The journalism landscape is an ever changing and ever progressing one. Whether it is the surge in popularity of the internet or the dying art of print journalism, it never stands still. With 20 years of trade experience, local freelance journalist Ash Loveridge has certainly seen some developments within the industry. However, arguably the biggest changes since the turn of the century have come during the Coronavirus outbreak.
English football ground to a halt in March as part of the Prime Minister’s demands that the country as a whole should lockdown. The Premier League season then started up again three months later once they were able to safely play matches but the major change being that no fans were allowed back into stadia. Now eight months on from that initial lockdown football is continuing but is still being played in front of empty seats.
The adjustments to the sport have had huge impacts behind the scenes and arguably one industry impacted the most by the changes is journalism.
Speaking on the issue, Loveridge said: “One of the biggest changes is it has proven that working from home is possible.
“It does isolate you and I don’t think it’s really good for people’s mental health.”
Since the Covid-19 outbreak there has been huge uncertainty over job security in practically every sector and journalism is no different. With news companies now having to make ruthless cuts to balance the books, the future of what journalism will look like is unclear and Loveridge is worried for it.
“I am worried about the future of journalism,” he admitted. “You have to question where the hell are the jobs going to be.”
There have been important measures put in place by individual clubs to ensure the safety of those in attendance. Loveridge believes that these safety precautions are important and are being carried out well.
“Clubs are following the rule book and the rules are very stringent,” he added. “For instance, you get zapped with the temperature checker and for someone reason I always get nervous!”
Boreham Wood have begun refusing local newspapers attending games in an attempt to reduce the number of media representatives at their matches. They argue that a match report is “non-essential” and can be completed at home if the journalist purchases an online match pass.
Loveridge has his own opinion on the matter, he said: “I think you get a better feel for the game when you’re there sat in the stadium. However, you’re probably going to see a lot more on IFollow because you’ve got a better view to a certain extent.”

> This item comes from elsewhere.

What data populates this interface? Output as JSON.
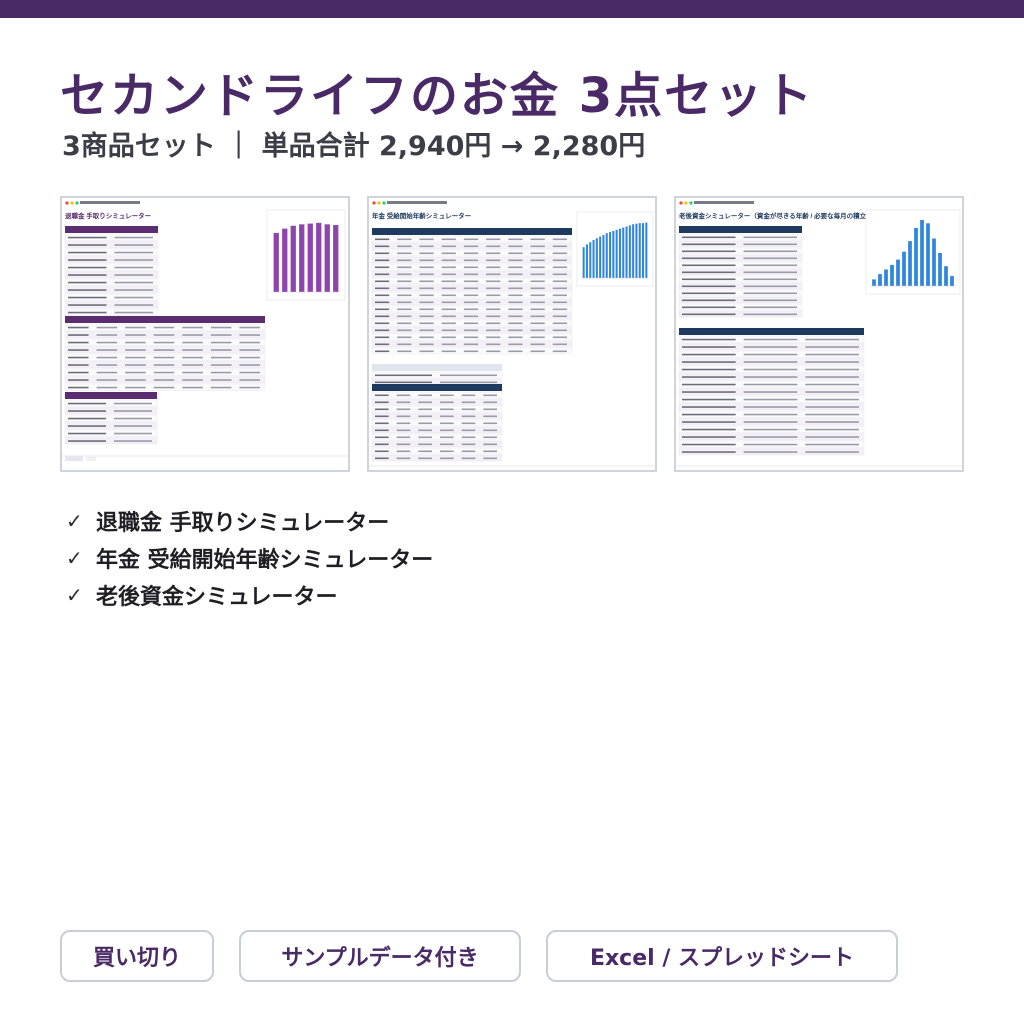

What is clear to see is that Covid-19 will continue to pose an issue to not just journalism and football but the entire world until a vaccine can be found. Prior to the virus, the media industry was already fragile and print journalism in particular was in a decline. Sadly, the issues Coronavirus has caused for journalism may be hard to bounce back from and adds more uncertainty on what the future may look like.